#### Work item
Look through the data that follows and copy each line with the string "screenshot".

#### Given information
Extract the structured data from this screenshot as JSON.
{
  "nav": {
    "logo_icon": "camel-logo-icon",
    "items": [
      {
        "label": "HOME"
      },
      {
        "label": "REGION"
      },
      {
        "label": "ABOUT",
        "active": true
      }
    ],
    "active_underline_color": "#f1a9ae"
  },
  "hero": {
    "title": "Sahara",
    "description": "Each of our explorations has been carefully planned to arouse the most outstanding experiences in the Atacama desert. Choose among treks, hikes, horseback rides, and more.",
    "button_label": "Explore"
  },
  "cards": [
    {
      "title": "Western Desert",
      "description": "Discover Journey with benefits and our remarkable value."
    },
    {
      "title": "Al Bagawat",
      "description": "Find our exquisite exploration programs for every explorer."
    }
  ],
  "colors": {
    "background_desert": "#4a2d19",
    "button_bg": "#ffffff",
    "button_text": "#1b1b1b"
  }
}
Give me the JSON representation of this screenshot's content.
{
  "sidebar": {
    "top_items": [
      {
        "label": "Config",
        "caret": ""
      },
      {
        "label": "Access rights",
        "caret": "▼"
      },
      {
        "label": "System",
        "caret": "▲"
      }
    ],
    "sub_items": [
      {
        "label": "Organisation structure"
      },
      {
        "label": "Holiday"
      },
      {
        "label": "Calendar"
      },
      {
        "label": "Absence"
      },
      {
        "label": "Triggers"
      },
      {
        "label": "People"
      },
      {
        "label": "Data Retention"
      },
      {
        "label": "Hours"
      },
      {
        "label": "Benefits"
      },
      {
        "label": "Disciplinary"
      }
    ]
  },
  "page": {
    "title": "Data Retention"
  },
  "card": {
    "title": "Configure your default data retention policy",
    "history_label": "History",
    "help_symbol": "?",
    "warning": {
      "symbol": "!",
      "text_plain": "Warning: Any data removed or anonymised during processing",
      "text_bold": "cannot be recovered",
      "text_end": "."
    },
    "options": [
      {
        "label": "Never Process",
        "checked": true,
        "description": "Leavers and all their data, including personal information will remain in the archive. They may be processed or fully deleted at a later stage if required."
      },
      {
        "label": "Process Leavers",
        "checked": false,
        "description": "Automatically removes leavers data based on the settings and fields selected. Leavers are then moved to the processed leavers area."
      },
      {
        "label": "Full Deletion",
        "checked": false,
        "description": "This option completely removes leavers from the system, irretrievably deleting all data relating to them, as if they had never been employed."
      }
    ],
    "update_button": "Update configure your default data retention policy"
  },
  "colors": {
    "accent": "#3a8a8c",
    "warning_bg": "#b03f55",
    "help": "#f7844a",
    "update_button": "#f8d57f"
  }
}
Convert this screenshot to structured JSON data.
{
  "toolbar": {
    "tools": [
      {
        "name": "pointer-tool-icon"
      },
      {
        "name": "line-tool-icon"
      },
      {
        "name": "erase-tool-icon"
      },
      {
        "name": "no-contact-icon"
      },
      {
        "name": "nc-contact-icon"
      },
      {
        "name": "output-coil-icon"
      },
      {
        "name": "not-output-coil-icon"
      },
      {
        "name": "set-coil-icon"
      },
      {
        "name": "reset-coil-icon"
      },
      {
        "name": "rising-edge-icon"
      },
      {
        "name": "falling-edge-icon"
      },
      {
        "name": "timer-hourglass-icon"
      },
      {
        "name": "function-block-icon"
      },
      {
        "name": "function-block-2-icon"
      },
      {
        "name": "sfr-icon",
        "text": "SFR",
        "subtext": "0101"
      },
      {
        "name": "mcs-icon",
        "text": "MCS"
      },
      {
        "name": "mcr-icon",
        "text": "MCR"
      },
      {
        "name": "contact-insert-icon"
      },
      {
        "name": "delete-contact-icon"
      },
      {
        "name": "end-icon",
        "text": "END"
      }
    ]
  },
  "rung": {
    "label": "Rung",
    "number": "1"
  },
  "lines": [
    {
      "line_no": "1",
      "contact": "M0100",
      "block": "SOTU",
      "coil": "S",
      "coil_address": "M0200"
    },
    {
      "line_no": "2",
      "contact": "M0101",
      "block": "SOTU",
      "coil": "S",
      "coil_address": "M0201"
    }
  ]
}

#### Output of the exercise
Extract the structured data from this screenshot as JSON.
Give me the JSON representation of this screenshot's content.
Convert this screenshot to structured JSON data.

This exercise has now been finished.